Helin et al. Web-based virtual microscopy in teaching and standardizing Gleason grading
US7215803B2 (en) Method and apparatus for interactive remote viewing and collaboration of dental images
US20070025606A1 (en) Method and system for storing, indexing and searching medical images using anatomical structures of interest
US6614452B1 (en) Graphical user interface for in-vivo imaging
US20020039434A1 (en) Medical decision support system and method
US20050136509A1 (en) Method and system for quantitatively analyzing biological samples
US6137897A (en) Image filing system
JP2004248619A (en) System for automatically searching target cell
US20050002547A1 (en) Remote interpretation of medical images
US7113625B2 (en) System and method for image analysis of slides
US20060051736A1 (en) Paraffin-control marker
US20040004614A1 (en) Focusable virtual microscopy apparatus and method
US20030227673A1 (en) System and method for controlling microscope
Wells et al. Telepathology: a diagnostic tool for the millennium?
US5216596A (en) Telepathology diagnostic network
Rojo et al. Critical comparison of 31 commercially available digital slide systems in pathology
US20120069049A1 (en) Digital pathology image manipulation
Chow et al. Automated microscopy system for mosaic acquisition and processing
US7050087B2 (en) Data acquisition and display system and method
US7027628B1 (en) Automated microscopic image acquisition, compositing, and display

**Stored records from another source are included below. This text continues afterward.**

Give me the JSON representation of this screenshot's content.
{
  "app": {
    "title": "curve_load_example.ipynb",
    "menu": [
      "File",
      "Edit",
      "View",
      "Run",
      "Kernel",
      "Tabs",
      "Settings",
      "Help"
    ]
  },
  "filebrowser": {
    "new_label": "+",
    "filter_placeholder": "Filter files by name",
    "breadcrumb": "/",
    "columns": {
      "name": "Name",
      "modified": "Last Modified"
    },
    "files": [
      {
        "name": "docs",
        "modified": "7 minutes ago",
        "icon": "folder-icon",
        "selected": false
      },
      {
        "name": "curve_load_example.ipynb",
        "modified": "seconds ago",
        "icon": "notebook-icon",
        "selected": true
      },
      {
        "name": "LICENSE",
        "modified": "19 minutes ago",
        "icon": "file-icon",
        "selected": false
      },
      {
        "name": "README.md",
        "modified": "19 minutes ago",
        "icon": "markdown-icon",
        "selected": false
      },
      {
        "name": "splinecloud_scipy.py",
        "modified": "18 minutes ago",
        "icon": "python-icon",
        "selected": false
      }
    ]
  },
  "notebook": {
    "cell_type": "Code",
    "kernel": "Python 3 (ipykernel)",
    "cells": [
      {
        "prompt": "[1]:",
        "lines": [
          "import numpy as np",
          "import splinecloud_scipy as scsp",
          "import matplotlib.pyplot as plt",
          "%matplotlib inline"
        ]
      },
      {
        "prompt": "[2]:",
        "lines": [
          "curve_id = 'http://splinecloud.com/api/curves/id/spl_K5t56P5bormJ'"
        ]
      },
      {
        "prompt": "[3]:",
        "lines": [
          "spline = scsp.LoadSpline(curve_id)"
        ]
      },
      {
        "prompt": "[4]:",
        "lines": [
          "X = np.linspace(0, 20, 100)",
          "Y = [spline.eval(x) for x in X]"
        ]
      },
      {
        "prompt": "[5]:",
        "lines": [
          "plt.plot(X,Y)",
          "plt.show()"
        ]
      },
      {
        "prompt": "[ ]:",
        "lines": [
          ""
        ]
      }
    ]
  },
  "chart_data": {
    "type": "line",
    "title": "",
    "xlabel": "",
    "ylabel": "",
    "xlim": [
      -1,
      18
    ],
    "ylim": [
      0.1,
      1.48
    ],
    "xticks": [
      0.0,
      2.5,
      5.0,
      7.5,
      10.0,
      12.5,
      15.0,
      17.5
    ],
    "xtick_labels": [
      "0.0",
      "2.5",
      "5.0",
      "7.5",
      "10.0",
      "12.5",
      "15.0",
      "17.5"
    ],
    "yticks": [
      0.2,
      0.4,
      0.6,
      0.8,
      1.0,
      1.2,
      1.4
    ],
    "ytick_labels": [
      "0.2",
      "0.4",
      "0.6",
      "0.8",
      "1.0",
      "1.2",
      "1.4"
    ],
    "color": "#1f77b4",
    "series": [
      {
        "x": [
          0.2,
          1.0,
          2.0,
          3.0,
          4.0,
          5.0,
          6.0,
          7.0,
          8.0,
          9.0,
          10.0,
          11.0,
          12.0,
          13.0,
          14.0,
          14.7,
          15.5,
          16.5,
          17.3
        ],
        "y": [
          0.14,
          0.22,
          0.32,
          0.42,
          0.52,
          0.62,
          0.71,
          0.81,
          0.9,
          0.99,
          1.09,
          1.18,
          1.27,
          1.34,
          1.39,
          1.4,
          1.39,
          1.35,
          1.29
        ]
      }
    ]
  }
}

Legal Events

Date Code Title Description
AK Designated states

Kind code of ref document: A1

Designated state(s): AL AM AT AU AZ BA BB BG BR BY CA CH CN CU CZ DE DK EE ES FI GB GE GH GM GW HU ID IL IS JP KE KG KP KR KZ LC LK LR LS LT LU LV MD MG MK MN MW MX NO NZ PL PT RO RU SD SE SG SI SK SL TJ TM TR TT UA UG UZ VN YU ZW

AL Designated countries for regional patents

Kind code of ref document: A1

Designated state(s): GH GM KE LS MW SD SZ UG ZW AT BE CH DE DK ES FI FR GB GR IE IT LU MC NL PT SE BF BJ CF CG CI CM GA GN ML MR NE SN TD TG

DFPE Request for preliminary examination filed prior to expiration of 19th month from priority date (pct application filed before 20040101)
121 Ep: the epo has been informed by wipo that ep was designated in this application
WWE Wipo information: entry into national phase

Ref document number: 1998908834

Country of ref document: EP

REG Reference to national code

Ref country code: DE

Ref legal event code: 8642

WWP Wipo information: published in national office

Ref document number: 1998908834

Country of ref document: EP

NENP Non-entry into the national phase in:

Ref country code: CA

WWG Wipo information: grant in national office

Ref document number: 1998908834

Country of ref document: EP